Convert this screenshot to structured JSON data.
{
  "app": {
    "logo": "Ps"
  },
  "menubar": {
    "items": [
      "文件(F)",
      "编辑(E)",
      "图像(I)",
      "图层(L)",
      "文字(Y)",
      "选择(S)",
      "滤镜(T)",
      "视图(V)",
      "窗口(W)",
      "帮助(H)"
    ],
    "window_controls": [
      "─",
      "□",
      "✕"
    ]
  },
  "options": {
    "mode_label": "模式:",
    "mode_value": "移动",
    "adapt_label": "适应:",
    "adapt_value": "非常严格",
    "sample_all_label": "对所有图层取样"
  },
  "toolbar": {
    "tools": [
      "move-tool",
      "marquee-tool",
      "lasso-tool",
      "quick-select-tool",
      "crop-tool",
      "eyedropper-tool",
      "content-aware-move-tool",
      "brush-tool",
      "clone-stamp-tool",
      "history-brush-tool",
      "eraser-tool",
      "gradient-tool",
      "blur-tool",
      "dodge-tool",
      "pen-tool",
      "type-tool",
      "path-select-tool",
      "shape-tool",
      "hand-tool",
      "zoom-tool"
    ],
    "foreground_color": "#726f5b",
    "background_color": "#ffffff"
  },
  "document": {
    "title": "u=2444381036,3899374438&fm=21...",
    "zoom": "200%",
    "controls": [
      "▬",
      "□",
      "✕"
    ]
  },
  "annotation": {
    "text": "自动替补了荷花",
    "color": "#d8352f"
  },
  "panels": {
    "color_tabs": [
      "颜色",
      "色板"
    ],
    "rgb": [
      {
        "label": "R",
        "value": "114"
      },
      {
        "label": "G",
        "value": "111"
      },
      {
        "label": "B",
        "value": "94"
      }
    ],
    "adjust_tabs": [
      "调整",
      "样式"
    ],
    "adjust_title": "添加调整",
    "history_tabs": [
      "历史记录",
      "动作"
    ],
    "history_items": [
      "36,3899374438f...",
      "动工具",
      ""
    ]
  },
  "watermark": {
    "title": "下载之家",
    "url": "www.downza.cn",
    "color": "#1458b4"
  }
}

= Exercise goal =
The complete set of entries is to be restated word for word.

= Solved exercise =
Convert this screenshot to structured JSON data.
{
  "app": {
    "logo": "Ps"
  },
  "menubar": {
    "items": [
      "文件(F)",
      "编辑(E)",
      "图像(I)",
      "图层(L)",
      "文字(Y)",
      "选择(S)",
      "滤镜(T)",
      "视图(V)",
      "窗口(W)",
      "帮助(H)"
    ],
    "window_controls": [
      "─",
      "□",
      "✕"
    ]
  },
  "options": {
    "mode_label": "模式:",
    "mode_value": "移动",
    "adapt_label": "适应:",
    "adapt_value": "非常严格",
    "sample_all_label": "对所有图层取样"
  },
  "toolbar": {
    "tools": [
      "move-tool",
      "marquee-tool",
      "lasso-tool",
      "quick-select-tool",
      "crop-tool",
      "eyedropper-tool",
      "content-aware-move-tool",
      "brush-tool",
      "clone-stamp-tool",
      "history-brush-tool",
      "eraser-tool",
      "gradient-tool",
      "blur-tool",
      "dodge-tool",
      "pen-tool",
      "type-tool",
      "path-select-tool",
      "shape-tool",
      "hand-tool",
      "zoom-tool"
    ],
    "foreground_color": "#726f5b",
    "background_color": "#ffffff"
  },
  "document": {
    "title": "u=2444381036,3899374438&fm=21...",
    "zoom": "200%",
    "controls": [
      "▬",
      "□",
      "✕"
    ]
  },
  "annotation": {
    "text": "自动替补了荷花",
    "color": "#d8352f"
  },
  "panels": {
    "color_tabs": [
      "颜色",
      "色板"
    ],
    "rgb": [
      {
        "label": "R",
        "value": "114"
      },
      {
        "label": "G",
        "value": "111"
      },
      {
        "label": "B",
        "value": "94"
      }
    ],
    "adjust_tabs": [
      "调整",
      "样式"
    ],
    "adjust_title": "添加调整",
    "history_tabs": [
      "历史记录",
      "动作"
    ],
    "history_items": [
      "36,3899374438f...",
      "动工具",
      ""
    ]
  },
  "watermark": {
    "title": "下载之家",
    "url": "www.downza.cn",
    "color": "#1458b4"
  }
}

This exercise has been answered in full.